# Bibhorr Formula

## Contents

## Formula

Consider a right triangle $\triangle$ $ABC$ such that $AB$, $BC$ and $AC$ are the shortest, medium and longest sides respectively. Here, $AC$ is the hypotenuse.

Now, for this triangle the angle opposite $BC$ (*Bibhorr angle*) is given as:

- $\text{Bibhorr angle } = \dfrac {90 \left({AC + BC - AB}\right)^2} {BC^2 + 1.5 AC \left({AC + BC - AB}\right)}$ (in degrees)

or:

- $\text{Bibhorr angle } = \dfrac {\dfrac{π}{2} \left({AC + BC - AB}\right)^2} {BC^2 + 1.5 AC \left({AC + BC - AB}\right)}$ (in radians)

The above equation is the **Bibhorr formula**

## Syllabary

In Bibhorrmetry, the sides of right triangle are notated through Hindi syllabary as follows:

- hypotenuse $AC$ is notated as
*श्र* - Medium side $BC$ is represented by
*लं* - Shortest side is written as
*छ* - Bibhorr angle as
*बि*

The original equation employing above syllabary is given as:

## Proof

- Assumption

The product of Bibhorr angle and hypotenuse equals the product of $90 \degrees$ and Bibhorr leek.

Mathematically, the law is represented as:

- $(1): \quad \text{Bibhorr angle } \times \text{ hypotenuse } 90 \times \text{ Bibhorr leek}$

This assumption is referred to as Bibhorr Law.

Here, Bibhorr leek is the side of an imaginary symmetrical right triangle

- Consider the following propositions

When $AB = BC$ then:

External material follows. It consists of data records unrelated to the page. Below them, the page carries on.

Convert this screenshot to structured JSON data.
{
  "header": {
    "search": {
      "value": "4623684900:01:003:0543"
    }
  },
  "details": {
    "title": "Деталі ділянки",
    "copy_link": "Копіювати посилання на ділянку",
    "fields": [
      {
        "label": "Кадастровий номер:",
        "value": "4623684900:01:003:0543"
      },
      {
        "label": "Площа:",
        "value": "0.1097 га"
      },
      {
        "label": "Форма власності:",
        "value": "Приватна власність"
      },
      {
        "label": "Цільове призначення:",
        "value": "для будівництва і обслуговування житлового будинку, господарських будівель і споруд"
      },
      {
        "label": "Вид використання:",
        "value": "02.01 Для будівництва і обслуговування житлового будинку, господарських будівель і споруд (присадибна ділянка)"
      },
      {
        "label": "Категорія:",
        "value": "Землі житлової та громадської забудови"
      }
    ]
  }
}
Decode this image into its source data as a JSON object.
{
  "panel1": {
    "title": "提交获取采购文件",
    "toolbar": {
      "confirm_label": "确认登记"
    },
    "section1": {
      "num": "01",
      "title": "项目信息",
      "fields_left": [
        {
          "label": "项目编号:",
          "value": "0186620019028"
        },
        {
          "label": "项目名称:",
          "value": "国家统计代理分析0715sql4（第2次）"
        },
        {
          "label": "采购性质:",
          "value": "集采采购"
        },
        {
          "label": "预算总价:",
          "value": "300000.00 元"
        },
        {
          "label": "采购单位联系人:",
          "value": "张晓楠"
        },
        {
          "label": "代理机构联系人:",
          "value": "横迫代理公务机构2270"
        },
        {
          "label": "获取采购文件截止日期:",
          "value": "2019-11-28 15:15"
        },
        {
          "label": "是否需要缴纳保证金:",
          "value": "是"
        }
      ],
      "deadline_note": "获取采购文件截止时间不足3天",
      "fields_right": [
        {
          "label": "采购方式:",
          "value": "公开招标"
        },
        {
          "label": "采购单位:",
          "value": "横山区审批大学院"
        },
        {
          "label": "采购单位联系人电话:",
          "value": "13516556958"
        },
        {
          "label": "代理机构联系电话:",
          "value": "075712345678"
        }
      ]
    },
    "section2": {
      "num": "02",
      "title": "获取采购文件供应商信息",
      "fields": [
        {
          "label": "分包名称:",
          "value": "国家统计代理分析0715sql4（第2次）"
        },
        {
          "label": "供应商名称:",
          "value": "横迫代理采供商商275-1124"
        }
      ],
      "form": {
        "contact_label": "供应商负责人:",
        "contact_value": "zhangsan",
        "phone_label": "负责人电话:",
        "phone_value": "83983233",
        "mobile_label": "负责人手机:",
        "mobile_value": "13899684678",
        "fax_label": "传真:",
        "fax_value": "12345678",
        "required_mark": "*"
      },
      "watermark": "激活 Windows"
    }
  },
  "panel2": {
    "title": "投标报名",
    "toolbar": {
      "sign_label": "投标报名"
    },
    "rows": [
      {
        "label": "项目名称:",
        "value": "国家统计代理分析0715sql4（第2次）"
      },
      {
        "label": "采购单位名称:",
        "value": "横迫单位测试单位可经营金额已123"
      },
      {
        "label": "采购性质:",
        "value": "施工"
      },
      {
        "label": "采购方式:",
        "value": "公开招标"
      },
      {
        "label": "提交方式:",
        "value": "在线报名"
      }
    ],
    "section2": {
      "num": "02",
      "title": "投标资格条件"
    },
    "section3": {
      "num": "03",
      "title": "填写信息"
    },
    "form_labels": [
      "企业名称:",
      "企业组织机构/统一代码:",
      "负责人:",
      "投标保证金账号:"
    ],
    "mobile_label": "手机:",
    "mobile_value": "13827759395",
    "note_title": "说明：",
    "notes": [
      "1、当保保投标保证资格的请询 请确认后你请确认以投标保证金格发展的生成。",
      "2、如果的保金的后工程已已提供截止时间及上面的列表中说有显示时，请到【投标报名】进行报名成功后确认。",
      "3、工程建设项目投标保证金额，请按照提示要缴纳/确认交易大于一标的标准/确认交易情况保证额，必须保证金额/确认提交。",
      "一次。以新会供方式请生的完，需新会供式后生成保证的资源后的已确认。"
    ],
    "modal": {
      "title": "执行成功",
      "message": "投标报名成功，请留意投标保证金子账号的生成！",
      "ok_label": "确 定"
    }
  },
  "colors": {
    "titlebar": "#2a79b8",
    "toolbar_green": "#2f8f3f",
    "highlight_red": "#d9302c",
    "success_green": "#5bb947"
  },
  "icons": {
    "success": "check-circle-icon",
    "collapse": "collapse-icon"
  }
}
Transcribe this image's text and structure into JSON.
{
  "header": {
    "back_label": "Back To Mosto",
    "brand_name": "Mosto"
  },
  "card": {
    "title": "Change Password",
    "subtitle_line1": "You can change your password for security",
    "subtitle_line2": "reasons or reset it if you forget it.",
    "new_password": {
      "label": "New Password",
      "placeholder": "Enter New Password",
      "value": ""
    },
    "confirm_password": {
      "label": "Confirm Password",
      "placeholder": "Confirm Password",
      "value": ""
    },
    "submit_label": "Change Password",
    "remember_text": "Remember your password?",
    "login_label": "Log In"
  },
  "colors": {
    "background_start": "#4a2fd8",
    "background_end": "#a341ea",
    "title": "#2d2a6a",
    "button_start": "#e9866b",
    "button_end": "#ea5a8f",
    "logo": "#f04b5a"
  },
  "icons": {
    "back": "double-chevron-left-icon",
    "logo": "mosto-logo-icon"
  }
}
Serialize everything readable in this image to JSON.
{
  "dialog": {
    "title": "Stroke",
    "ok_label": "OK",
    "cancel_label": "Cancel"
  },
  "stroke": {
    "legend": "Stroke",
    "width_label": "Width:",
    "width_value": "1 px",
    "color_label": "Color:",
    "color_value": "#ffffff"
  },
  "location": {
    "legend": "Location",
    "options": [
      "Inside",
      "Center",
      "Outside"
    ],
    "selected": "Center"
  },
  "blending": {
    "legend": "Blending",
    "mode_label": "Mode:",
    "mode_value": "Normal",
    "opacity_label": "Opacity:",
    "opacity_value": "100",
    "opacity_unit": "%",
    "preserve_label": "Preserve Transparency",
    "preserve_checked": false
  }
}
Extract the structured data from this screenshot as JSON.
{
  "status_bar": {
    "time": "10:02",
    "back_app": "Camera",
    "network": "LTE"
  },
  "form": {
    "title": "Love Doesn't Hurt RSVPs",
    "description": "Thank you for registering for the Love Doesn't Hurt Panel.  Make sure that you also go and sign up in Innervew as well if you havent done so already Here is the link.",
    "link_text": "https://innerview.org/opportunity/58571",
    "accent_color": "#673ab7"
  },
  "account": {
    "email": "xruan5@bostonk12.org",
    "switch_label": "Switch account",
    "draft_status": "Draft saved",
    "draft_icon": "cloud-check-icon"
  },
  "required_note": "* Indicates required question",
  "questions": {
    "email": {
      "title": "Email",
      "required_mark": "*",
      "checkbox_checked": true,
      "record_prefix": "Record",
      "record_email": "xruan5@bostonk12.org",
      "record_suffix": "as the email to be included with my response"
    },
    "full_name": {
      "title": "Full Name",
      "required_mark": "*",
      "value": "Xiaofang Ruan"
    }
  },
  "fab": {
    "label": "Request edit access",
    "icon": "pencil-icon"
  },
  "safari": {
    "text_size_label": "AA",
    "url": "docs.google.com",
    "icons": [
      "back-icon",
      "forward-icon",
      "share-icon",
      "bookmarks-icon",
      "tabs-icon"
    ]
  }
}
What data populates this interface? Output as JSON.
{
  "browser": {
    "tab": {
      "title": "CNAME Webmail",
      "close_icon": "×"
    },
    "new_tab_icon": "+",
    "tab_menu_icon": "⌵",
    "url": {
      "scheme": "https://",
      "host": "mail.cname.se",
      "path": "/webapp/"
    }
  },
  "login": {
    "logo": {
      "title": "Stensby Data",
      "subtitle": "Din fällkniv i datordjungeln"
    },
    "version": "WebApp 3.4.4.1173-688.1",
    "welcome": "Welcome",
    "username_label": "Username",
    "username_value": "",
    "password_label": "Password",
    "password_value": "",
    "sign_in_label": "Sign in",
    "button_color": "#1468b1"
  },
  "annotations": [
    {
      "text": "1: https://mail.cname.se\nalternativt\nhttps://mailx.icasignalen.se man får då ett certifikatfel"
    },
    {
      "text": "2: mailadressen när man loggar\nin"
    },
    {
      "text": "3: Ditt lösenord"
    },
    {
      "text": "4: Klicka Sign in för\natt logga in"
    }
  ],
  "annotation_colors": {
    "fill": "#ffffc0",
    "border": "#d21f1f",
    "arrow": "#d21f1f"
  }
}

- $(P.1): \quad \text{ Bibhorr leek} = \dfrac {AC + BC - AB} 2$

But when $AB \ne BC$ then:

- $(P.2): \quad \text{ Bibhorr leek} < \dfrac {AC + BC - AB} 2$

From $(1)$, the equation for Bibhorr leek can be deduced as:

$(2): \quad \text{ Bibhorr leek} = \dfrac {(BibhorrAngle).(hypotenuse) } {90}$

When $AB = BC$ then the angle ratio for that triangle is $2:1:1$.

This means that Bibhorr angle equals $45 \degrees$.

So $(2)$ becomes:

\(\displaystyle \text{Bibhorr leek }\) | \(=\) | \(\displaystyle \dfrac {(45).(AC) } {90}\) | |||||||||||

\(\text {(3)}: \quad\) | \(\displaystyle \leadsto \ \ \) | \(\displaystyle \text{ Bibhorr leek }\) | \(=\) | \(\displaystyle \dfrac {AC} 2\) |

In such case proposition $(P.1)$ becomes:

\(\displaystyle \text{Bibhorr leek }\) | \(=\) | \(\displaystyle \dfrac {AC + AB - AB} 2\) | |||||||||||

\(\text {(4)}: \quad\) | \(\displaystyle \leadsto \ \ \) | \(\displaystyle \text{ Bibhorr leek }\) | \(=\) | \(\displaystyle \dfrac {AC} 2\) |

From $(4)$ and $(3)$, proposition $(P.1)$ is proved.

Recalling proposition $(P.2)$

When $AB \ne BC$ then $\text{ Bibhorr leek} < \dfrac {AC + BC - AB} 2$

In order to balance the inequality a special variable $ज $ is added to the denominator:

- $(5): \quad \text{ Bibhorr leek} = \dfrac {AC + BC - AB} {2 + ज }$

- Special variable

The variable equals as follows:

- $ज = \paren {BC^2 - \dfrac {BC^2 AB^2} {AC^2} }^\dfrac1 2 - \paren {\dfrac {AC + BC - AB} 2}$

By further computing the equation is reduced to:

- $(6): \quad ज = {\dfrac {BC^2} {AC (AC + BC - AB)} } - \dfrac 1 2$

Putting $(6)$ in $(5)$, we have

- $(7): \quad \text{ Bibhorr leek } = \dfrac {AC \left({AC + BC - AB}\right)^2} {BC^2 + 1.5 AC \left({AC + BC - AB}\right)}$

This result is Bibhorr Leek Theorem.

Putting $(7)$ in $(1)$, we get:

- $\text{ Bibhorr angle } = \dfrac {90 \left({AC + BC - AB}\right)^2} {BC^2 + 1.5 AC \left({AC + BC - AB}\right)}$ (in degrees)

This is the desired result.

Thus, deriving Bibhorr formula.

$\blacksquare$